§ **EXERCISE REQUIREMENTS**:
Aim for an exact copy of the listing, without any images.

§ **DATASET EXTRACT**:
[Start of Attachment]
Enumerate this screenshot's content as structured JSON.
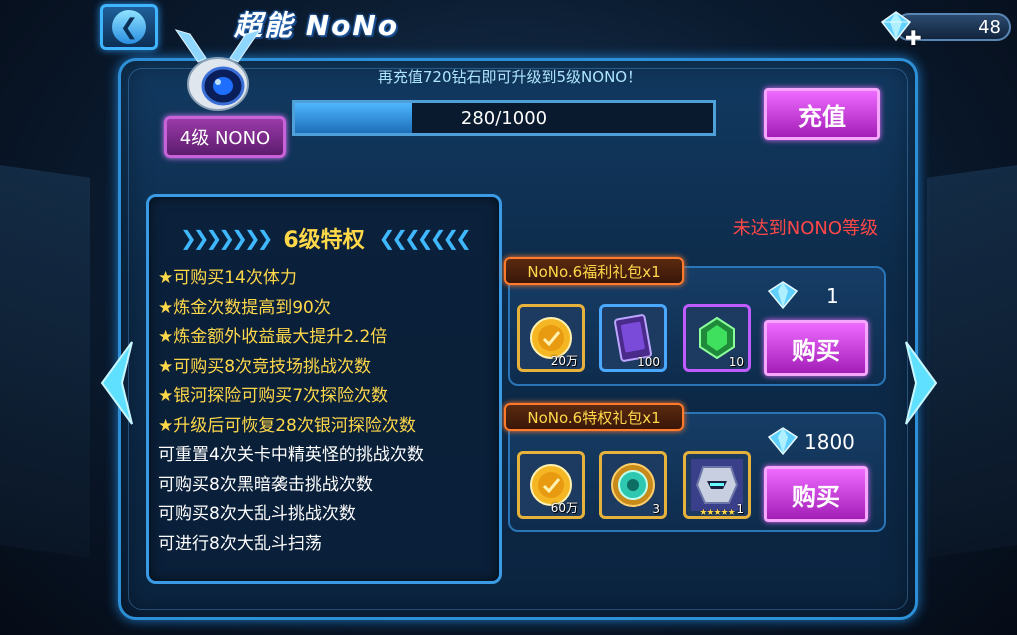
{
  "header": {
    "title": "超能 NoNo",
    "diamonds": "48",
    "back_icon": "back-arrow-icon"
  },
  "upgrade": {
    "hint": "再充值720钻石即可升级到5级NONO！",
    "level_badge": "4级 NONO",
    "progress_text": "280/1000",
    "progress_value": 280,
    "progress_max": 1000,
    "charge_label": "充值"
  },
  "privilege": {
    "title": "6级特权",
    "items": [
      "★可购买14次体力",
      "★炼金次数提高到90次",
      "★炼金额外收益最大提升2.2倍",
      "★可购买8次竞技场挑战次数",
      "★银河探险可购买7次探险次数",
      "★升级后可恢复28次银河探险次数",
      "可重置4次关卡中精英怪的挑战次数",
      "可购买8次黑暗袭击挑战次数",
      "可购买8次大乱斗挑战次数",
      "可进行8次大乱斗扫荡"
    ]
  },
  "status": {
    "not_reached": "未达到NONO等级"
  },
  "packs": [
    {
      "label": "NoNo.6福利礼包x1",
      "price": "1",
      "buy_label": "购买",
      "items": [
        {
          "icon": "gold-coin-icon",
          "qty": "20万"
        },
        {
          "icon": "purple-card-icon",
          "qty": "100"
        },
        {
          "icon": "green-crystal-icon",
          "qty": "10"
        }
      ]
    },
    {
      "label": "NoNo.6特权礼包x1",
      "price": "1800",
      "buy_label": "购买",
      "items": [
        {
          "icon": "gold-coin-icon",
          "qty": "60万"
        },
        {
          "icon": "green-orb-icon",
          "qty": "3"
        },
        {
          "icon": "robot-hero-icon",
          "qty": "1",
          "stars": "★★★★★"
        }
      ]
    }
  ],
  "colors": {
    "frame": "#2d8fd6",
    "gold": "#ffd84a",
    "warning": "#ff4747",
    "button": "#d93cf0"
  }
}
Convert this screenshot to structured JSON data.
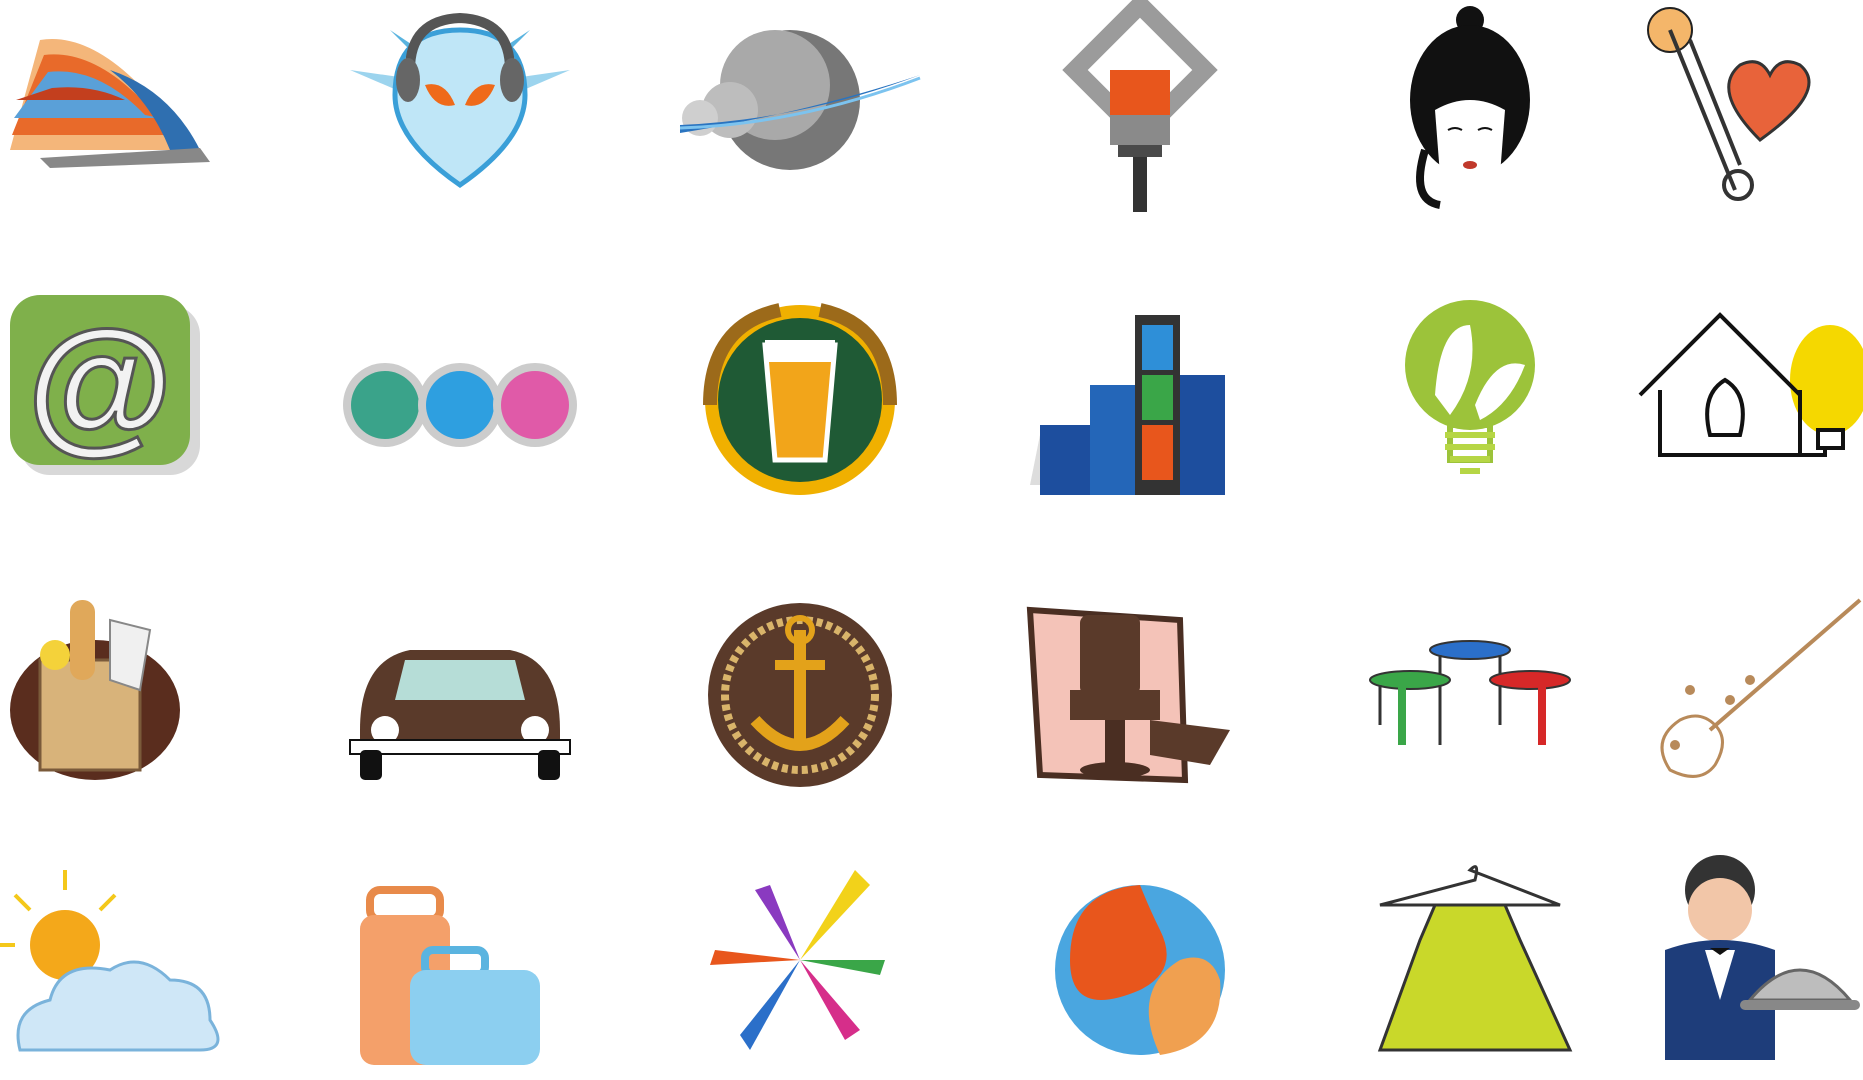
{
  "sheet": {
    "rows": [
      [
        "sailboat-stripes-icon",
        "alien-headphones-icon",
        "saturn-planet-icon",
        "paint-brush-house-icon",
        "woman-bun-face-icon",
        "safety-pin-heart-icon"
      ],
      [
        "at-sign-3d-icon",
        "three-colored-circles-icon",
        "beer-glass-wreath-icon",
        "city-film-strip-icon",
        "leaf-lightbulb-icon",
        "house-lightbulb-plug-icon"
      ],
      [
        "grocery-bag-icon",
        "vintage-beetle-car-icon",
        "anchor-rope-badge-icon",
        "barber-chair-icon",
        "colored-tables-icon",
        "guitar-music-notes-icon"
      ],
      [
        "sun-cloud-icon",
        "luggage-bags-icon",
        "colorful-star-burst-icon",
        "swirl-sphere-icon",
        "dress-hanger-icon",
        "waiter-cloche-icon"
      ]
    ]
  },
  "colors": {
    "orange": "#e8561c",
    "blue": "#2f8ad0",
    "green": "#7cb342",
    "brown": "#5a3a2a",
    "gold": "#e3a21a",
    "black": "#111111"
  }
}
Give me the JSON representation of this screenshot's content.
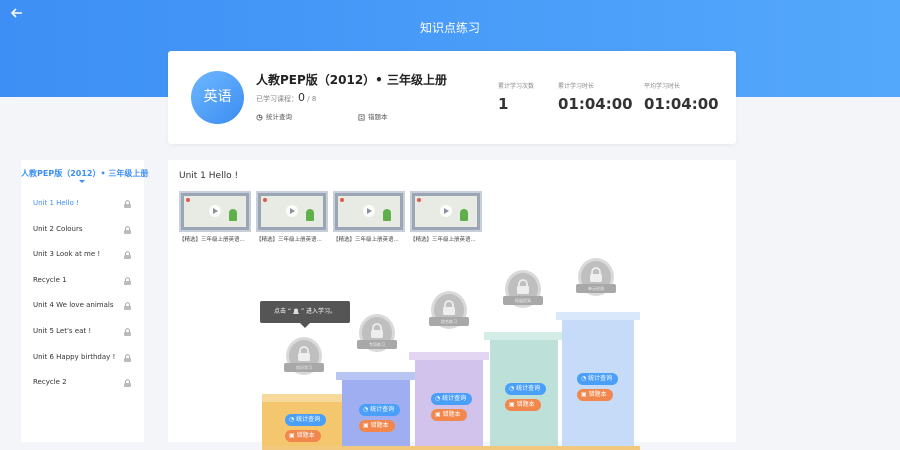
{
  "header": {
    "title": "知识点练习",
    "back_icon": "arrow-left-icon"
  },
  "course": {
    "avatar_text": "英语",
    "title": "人教PEP版（2012）• 三年级上册",
    "lessons_label": "已学习课程：",
    "lessons_done": "0",
    "lessons_total": "/ 8",
    "stats_link": "统计查询",
    "mistakes_link": "错题本",
    "stats": [
      {
        "label": "累计学习次数",
        "value": "1"
      },
      {
        "label": "累计学习时长",
        "value": "01:04:00"
      },
      {
        "label": "平均学习时长",
        "value": "01:04:00"
      }
    ]
  },
  "sidebar": {
    "title": "人教PEP版（2012）• 三年级上册",
    "items": [
      {
        "label": "Unit 1 Hello !",
        "active": true
      },
      {
        "label": "Unit 2 Colours"
      },
      {
        "label": "Unit 3 Look at me !"
      },
      {
        "label": "Recycle 1"
      },
      {
        "label": "Unit 4 We love animals"
      },
      {
        "label": "Unit 5 Let's eat !"
      },
      {
        "label": "Unit 6 Happy birthday !"
      },
      {
        "label": "Recycle 2"
      }
    ]
  },
  "main": {
    "unit_title": "Unit 1 Hello !",
    "videos": [
      {
        "caption": "【精选】三年级上册英语..."
      },
      {
        "caption": "【精选】三年级上册英语..."
      },
      {
        "caption": "【精选】三年级上册英语..."
      },
      {
        "caption": "【精选】三年级上册英语..."
      }
    ],
    "tooltip_prefix": "点击",
    "tooltip_suffix": "进入学习。",
    "badges": [
      {
        "label": "知识学习"
      },
      {
        "label": "专项练习"
      },
      {
        "label": "综合练习"
      },
      {
        "label": "拓展提高"
      },
      {
        "label": "单元检测"
      }
    ],
    "stats_btn": "统计查询",
    "mistakes_btn": "错题本"
  },
  "colors": {
    "primary": "#3d8ff5",
    "orange": "#f1874c"
  }
}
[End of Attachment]
§ **RESPONSE TO THIS TASK**:
Enumerate this screenshot's content as structured JSON.
{
  "header": {
    "title": "超能 NoNo",
    "diamonds": "48",
    "back_icon": "back-arrow-icon"
  },
  "upgrade": {
    "hint": "再充值720钻石即可升级到5级NONO！",
    "level_badge": "4级 NONO",
    "progress_text": "280/1000",
    "progress_value": 280,
    "progress_max": 1000,
    "charge_label": "充值"
  },
  "privilege": {
    "title": "6级特权",
    "items": [
      "★可购买14次体力",
      "★炼金次数提高到90次",
      "★炼金额外收益最大提升2.2倍",
      "★可购买8次竞技场挑战次数",
      "★银河探险可购买7次探险次数",
      "★升级后可恢复28次银河探险次数",
      "可重置4次关卡中精英怪的挑战次数",
      "可购买8次黑暗袭击挑战次数",
      "可购买8次大乱斗挑战次数",
      "可进行8次大乱斗扫荡"
    ]
  },
  "status": {
    "not_reached": "未达到NONO等级"
  },
  "packs": [
    {
      "label": "NoNo.6福利礼包x1",
      "price": "1",
      "buy_label": "购买",
      "items": [
        {
          "icon": "gold-coin-icon",
          "qty": "20万"
        },
        {
          "icon": "purple-card-icon",
          "qty": "100"
        },
        {
          "icon": "green-crystal-icon",
          "qty": "10"
        }
      ]
    },
    {
      "label": "NoNo.6特权礼包x1",
      "price": "1800",
      "buy_label": "购买",
      "items": [
        {
          "icon": "gold-coin-icon",
          "qty": "60万"
        },
        {
          "icon": "green-orb-icon",
          "qty": "3"
        },
        {
          "icon": "robot-hero-icon",
          "qty": "1",
          "stars": "★★★★★"
        }
      ]
    }
  ],
  "colors": {
    "frame": "#2d8fd6",
    "gold": "#ffd84a",
    "warning": "#ff4747",
    "button": "#d93cf0"
  }
}
Convert this screenshot to structured JSON data.
{
  "sheet": {
    "rows": [
      [
        "sailboat-stripes-icon",
        "alien-headphones-icon",
        "saturn-planet-icon",
        "paint-brush-house-icon",
        "woman-bun-face-icon",
        "safety-pin-heart-icon"
      ],
      [
        "at-sign-3d-icon",
        "three-colored-circles-icon",
        "beer-glass-wreath-icon",
        "city-film-strip-icon",
        "leaf-lightbulb-icon",
        "house-lightbulb-plug-icon"
      ],
      [
        "grocery-bag-icon",
        "vintage-beetle-car-icon",
        "anchor-rope-badge-icon",
        "barber-chair-icon",
        "colored-tables-icon",
        "guitar-music-notes-icon"
      ],
      [
        "sun-cloud-icon",
        "luggage-bags-icon",
        "colorful-star-burst-icon",
        "swirl-sphere-icon",
        "dress-hanger-icon",
        "waiter-cloche-icon"
      ]
    ]
  },
  "colors": {
    "orange": "#e8561c",
    "blue": "#2f8ad0",
    "green": "#7cb342",
    "brown": "#5a3a2a",
    "gold": "#e3a21a",
    "black": "#111111"
  }
}
Give me the JSON representation of this screenshot's content.
{
  "header": {
    "title": "知识点练习",
    "back_icon": "arrow-left-icon"
  },
  "course": {
    "avatar_text": "英语",
    "title": "人教PEP版（2012）• 三年级上册",
    "lessons_label": "已学习课程：",
    "lessons_done": "0",
    "lessons_total": "/ 8",
    "stats_link": "统计查询",
    "mistakes_link": "错题本",
    "stats": [
      {
        "label": "累计学习次数",
        "value": "1"
      },
      {
        "label": "累计学习时长",
        "value": "01:04:00"
      },
      {
        "label": "平均学习时长",
        "value": "01:04:00"
      }
    ]
  },
  "sidebar": {
    "title": "人教PEP版（2012）• 三年级上册",
    "items": [
      {
        "label": "Unit 1 Hello !",
        "active": true
      },
      {
        "label": "Unit 2 Colours"
      },
      {
        "label": "Unit 3 Look at me !"
      },
      {
        "label": "Recycle 1"
      },
      {
        "label": "Unit 4 We love animals"
      },
      {
        "label": "Unit 5 Let's eat !"
      },
      {
        "label": "Unit 6 Happy birthday !"
      },
      {
        "label": "Recycle 2"
      }
    ]
  },
  "main": {
    "unit_title": "Unit 1 Hello !",
    "videos": [
      {
        "caption": "【精选】三年级上册英语..."
      },
      {
        "caption": "【精选】三年级上册英语..."
      },
      {
        "caption": "【精选】三年级上册英语..."
      },
      {
        "caption": "【精选】三年级上册英语..."
      }
    ],
    "tooltip_prefix": "点击",
    "tooltip_suffix": "进入学习。",
    "badges": [
      {
        "label": "知识学习"
      },
      {
        "label": "专项练习"
      },
      {
        "label": "综合练习"
      },
      {
        "label": "拓展提高"
      },
      {
        "label": "单元检测"
      }
    ],
    "stats_btn": "统计查询",
    "mistakes_btn": "错题本"
  },
  "colors": {
    "primary": "#3d8ff5",
    "orange": "#f1874c"
  }
}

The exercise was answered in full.